*Task*. Each line of the data below holding the word "Delete" must be copied.

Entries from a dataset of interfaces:
---

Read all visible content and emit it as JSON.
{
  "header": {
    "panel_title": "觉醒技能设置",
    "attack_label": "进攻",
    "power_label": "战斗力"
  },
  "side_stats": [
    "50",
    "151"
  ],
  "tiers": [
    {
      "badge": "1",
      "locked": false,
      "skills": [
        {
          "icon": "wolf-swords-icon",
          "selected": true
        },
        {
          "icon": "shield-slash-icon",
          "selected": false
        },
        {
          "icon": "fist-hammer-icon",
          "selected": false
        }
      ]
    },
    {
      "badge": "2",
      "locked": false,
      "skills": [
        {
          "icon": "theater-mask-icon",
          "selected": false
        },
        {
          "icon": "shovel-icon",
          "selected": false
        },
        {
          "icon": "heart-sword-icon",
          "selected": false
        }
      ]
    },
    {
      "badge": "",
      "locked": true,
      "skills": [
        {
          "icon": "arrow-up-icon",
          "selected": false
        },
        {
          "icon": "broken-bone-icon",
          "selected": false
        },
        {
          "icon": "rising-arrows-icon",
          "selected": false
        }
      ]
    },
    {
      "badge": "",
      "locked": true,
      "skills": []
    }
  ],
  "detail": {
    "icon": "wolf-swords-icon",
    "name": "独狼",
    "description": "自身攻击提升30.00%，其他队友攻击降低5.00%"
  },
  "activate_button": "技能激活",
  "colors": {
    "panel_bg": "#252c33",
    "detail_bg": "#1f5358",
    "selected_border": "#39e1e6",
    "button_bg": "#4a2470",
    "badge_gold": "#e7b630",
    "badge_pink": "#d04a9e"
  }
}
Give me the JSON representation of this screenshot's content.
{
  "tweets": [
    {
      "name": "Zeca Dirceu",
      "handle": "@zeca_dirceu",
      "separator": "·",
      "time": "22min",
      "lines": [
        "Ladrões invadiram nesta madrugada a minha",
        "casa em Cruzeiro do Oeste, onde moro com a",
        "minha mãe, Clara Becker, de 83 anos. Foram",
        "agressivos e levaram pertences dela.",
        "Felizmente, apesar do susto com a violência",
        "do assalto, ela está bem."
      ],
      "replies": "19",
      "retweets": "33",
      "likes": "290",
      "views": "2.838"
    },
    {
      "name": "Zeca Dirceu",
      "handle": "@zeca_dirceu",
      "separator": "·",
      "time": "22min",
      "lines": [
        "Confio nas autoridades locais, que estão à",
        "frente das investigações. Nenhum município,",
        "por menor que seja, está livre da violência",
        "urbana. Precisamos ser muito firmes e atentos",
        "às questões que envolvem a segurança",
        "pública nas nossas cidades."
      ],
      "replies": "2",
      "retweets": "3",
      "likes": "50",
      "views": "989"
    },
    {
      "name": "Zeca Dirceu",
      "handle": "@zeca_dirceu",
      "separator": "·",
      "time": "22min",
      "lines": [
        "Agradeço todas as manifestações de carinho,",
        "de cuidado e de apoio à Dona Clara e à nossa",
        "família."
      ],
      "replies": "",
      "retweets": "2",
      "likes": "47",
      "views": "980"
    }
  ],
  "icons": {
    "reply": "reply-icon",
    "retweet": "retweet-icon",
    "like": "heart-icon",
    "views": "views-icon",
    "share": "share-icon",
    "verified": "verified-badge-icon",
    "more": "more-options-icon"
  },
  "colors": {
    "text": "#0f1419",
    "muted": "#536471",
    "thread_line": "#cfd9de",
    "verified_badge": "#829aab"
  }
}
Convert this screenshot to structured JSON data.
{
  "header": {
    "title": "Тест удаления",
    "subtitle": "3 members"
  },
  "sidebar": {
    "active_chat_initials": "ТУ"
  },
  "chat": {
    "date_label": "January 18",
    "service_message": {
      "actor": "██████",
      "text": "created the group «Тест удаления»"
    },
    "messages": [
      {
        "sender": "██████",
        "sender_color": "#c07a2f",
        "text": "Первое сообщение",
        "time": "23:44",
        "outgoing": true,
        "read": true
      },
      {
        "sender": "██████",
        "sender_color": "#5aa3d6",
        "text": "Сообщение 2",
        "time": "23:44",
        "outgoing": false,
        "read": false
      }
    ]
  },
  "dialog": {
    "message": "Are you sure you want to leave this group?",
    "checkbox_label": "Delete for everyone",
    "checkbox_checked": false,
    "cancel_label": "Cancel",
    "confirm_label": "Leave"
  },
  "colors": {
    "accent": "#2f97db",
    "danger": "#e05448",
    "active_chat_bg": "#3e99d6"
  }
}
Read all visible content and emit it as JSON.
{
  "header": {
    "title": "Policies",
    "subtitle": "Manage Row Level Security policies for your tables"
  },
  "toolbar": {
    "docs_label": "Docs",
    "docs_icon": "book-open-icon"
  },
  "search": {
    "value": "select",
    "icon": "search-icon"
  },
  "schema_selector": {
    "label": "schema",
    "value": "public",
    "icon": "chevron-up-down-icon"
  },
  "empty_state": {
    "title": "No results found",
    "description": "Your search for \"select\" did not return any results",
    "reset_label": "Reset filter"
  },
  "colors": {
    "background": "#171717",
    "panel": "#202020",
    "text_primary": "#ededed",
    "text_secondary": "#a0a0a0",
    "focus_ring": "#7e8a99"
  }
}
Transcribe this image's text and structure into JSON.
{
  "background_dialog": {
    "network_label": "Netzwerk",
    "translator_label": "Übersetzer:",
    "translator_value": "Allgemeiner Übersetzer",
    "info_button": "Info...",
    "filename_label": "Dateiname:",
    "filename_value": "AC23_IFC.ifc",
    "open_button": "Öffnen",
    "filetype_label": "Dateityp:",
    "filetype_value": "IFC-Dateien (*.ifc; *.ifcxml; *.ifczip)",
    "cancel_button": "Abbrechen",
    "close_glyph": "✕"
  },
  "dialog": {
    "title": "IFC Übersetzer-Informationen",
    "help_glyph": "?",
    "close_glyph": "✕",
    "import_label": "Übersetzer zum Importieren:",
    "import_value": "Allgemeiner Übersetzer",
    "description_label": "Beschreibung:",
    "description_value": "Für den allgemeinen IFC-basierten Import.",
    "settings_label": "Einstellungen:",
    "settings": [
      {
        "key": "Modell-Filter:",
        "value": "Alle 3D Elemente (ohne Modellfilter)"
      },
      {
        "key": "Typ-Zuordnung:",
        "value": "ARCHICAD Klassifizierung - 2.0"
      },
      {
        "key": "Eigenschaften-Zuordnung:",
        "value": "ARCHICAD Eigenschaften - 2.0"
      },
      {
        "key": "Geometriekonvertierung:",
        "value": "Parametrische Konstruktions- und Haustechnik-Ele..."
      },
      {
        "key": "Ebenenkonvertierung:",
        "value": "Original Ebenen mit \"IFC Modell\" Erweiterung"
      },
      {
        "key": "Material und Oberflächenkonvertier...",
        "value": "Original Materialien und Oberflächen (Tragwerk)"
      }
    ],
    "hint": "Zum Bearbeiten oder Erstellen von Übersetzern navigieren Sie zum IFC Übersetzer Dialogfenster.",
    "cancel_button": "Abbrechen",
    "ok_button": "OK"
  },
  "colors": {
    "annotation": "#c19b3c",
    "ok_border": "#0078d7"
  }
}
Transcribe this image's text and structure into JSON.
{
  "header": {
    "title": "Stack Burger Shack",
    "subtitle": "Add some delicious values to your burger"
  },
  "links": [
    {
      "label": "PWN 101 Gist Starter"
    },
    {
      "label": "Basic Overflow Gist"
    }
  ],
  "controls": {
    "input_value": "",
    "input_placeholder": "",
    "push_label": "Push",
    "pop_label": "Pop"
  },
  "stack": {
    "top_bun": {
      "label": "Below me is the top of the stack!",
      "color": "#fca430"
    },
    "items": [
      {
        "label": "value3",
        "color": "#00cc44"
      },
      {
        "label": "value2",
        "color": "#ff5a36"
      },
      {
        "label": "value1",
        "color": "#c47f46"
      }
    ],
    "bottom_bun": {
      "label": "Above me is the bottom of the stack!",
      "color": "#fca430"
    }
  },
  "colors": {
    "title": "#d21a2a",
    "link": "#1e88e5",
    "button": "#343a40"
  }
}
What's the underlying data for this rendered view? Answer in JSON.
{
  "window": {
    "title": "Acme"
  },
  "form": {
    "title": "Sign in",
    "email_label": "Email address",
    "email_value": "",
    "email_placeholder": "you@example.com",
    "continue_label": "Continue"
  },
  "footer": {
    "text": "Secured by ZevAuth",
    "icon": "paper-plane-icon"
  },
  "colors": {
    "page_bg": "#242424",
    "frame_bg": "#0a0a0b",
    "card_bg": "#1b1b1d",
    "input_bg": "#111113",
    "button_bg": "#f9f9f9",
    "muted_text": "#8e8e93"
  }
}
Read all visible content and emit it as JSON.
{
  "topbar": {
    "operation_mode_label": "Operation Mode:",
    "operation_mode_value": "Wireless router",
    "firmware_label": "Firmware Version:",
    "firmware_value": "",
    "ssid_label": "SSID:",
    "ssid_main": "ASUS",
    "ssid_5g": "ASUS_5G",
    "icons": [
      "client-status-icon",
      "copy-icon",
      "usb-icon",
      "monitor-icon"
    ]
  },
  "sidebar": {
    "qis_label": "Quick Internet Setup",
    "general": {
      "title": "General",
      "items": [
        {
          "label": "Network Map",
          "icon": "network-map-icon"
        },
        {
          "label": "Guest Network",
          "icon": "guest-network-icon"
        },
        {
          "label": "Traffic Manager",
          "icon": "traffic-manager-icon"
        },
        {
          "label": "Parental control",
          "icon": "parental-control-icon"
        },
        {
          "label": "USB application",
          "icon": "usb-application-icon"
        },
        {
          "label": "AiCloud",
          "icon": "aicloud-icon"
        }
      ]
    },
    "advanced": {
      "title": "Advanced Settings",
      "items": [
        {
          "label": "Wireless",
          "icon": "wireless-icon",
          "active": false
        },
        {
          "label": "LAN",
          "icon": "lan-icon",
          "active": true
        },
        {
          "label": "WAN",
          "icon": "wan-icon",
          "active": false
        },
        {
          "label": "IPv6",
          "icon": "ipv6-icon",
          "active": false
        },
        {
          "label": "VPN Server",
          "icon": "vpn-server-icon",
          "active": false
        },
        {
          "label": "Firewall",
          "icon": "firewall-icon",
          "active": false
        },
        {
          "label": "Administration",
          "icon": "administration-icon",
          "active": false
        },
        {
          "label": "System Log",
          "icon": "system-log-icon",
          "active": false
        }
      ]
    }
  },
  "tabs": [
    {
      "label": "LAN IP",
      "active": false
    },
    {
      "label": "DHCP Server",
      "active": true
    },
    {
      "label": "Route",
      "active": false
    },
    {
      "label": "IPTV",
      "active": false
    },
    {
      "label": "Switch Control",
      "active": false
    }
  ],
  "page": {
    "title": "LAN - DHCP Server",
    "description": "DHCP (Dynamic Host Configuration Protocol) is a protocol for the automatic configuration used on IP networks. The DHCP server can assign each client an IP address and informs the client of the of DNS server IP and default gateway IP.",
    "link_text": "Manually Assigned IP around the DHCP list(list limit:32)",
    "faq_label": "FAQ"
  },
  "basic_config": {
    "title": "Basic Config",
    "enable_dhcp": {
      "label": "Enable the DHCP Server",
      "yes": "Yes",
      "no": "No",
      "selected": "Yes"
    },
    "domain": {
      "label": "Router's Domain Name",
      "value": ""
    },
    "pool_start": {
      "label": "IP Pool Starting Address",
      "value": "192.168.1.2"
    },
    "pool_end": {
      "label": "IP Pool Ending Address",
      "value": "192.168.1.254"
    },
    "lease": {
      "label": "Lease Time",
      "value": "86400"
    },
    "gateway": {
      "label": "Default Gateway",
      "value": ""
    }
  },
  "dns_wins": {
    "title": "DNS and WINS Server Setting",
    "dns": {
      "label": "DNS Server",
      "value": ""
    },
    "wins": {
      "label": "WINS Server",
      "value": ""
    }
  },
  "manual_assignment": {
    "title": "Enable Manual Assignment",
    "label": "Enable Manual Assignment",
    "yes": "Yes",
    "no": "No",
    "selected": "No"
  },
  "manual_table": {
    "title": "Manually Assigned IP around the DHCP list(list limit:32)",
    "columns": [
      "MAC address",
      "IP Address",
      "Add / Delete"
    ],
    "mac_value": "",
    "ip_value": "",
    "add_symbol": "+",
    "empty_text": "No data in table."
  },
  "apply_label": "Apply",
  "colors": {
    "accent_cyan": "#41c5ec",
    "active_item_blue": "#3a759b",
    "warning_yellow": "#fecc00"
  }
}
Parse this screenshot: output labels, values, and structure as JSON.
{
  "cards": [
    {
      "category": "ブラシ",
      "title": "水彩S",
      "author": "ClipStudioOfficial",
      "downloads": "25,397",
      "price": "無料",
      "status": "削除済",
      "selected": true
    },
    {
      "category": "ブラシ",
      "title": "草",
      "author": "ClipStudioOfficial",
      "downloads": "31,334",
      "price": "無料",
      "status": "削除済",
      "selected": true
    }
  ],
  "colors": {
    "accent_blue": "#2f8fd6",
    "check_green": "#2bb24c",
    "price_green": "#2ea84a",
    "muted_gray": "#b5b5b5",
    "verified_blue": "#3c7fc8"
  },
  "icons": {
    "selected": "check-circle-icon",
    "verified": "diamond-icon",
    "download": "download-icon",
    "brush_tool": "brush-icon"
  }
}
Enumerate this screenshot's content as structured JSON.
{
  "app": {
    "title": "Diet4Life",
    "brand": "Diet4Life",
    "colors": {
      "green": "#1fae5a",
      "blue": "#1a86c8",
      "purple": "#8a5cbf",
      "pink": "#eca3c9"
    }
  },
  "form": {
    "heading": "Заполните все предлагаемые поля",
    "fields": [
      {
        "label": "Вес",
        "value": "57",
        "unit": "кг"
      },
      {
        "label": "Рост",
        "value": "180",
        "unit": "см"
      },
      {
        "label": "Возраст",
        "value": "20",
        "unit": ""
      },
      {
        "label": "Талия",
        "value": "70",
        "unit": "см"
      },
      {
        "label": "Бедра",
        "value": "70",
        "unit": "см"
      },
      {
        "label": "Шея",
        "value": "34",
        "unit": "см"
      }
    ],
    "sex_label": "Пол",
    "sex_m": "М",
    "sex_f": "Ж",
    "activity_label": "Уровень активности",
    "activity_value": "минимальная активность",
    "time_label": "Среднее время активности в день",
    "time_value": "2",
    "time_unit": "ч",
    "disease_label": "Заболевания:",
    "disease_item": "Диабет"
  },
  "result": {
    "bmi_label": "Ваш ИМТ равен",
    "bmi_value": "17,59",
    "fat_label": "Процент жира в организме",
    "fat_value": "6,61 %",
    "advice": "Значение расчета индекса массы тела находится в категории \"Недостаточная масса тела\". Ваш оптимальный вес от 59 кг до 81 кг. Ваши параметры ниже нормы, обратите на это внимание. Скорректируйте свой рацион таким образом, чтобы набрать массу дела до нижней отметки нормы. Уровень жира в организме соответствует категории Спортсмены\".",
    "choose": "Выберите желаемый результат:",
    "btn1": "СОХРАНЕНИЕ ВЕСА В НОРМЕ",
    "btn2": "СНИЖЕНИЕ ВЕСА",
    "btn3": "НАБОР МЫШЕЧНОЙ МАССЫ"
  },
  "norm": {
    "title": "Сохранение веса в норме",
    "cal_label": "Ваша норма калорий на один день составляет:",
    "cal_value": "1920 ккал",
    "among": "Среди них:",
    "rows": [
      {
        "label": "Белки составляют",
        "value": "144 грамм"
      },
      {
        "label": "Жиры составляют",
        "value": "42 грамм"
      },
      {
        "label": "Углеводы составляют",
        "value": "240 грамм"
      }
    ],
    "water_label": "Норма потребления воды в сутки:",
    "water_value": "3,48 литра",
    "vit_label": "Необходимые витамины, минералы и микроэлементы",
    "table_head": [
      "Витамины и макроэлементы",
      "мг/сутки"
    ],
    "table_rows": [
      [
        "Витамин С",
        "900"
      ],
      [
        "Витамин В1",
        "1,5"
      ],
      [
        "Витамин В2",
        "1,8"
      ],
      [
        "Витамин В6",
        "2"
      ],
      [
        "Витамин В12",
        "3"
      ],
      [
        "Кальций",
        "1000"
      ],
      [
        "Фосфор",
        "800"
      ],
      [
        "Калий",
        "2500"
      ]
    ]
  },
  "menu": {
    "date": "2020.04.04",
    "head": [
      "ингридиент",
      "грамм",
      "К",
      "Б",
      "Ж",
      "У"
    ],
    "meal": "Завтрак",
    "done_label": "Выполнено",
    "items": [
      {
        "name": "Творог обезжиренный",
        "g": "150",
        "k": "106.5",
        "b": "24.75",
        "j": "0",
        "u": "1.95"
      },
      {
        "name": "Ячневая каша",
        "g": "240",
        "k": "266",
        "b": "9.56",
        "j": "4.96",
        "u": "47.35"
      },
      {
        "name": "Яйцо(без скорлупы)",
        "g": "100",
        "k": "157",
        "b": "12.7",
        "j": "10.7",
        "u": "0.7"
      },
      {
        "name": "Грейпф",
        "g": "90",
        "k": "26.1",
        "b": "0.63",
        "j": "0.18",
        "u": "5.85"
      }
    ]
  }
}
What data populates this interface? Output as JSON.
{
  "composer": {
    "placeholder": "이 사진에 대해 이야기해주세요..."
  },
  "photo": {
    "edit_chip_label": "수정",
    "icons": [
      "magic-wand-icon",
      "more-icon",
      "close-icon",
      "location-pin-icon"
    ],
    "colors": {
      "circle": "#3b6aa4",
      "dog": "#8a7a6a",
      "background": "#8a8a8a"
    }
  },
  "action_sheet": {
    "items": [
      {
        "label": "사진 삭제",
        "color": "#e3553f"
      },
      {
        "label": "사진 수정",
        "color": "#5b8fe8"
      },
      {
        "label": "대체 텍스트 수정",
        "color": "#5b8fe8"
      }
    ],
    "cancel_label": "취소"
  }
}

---

*Expected answer*.
    "checkbox_label": "Delete for everyone",
      "Add / Delete"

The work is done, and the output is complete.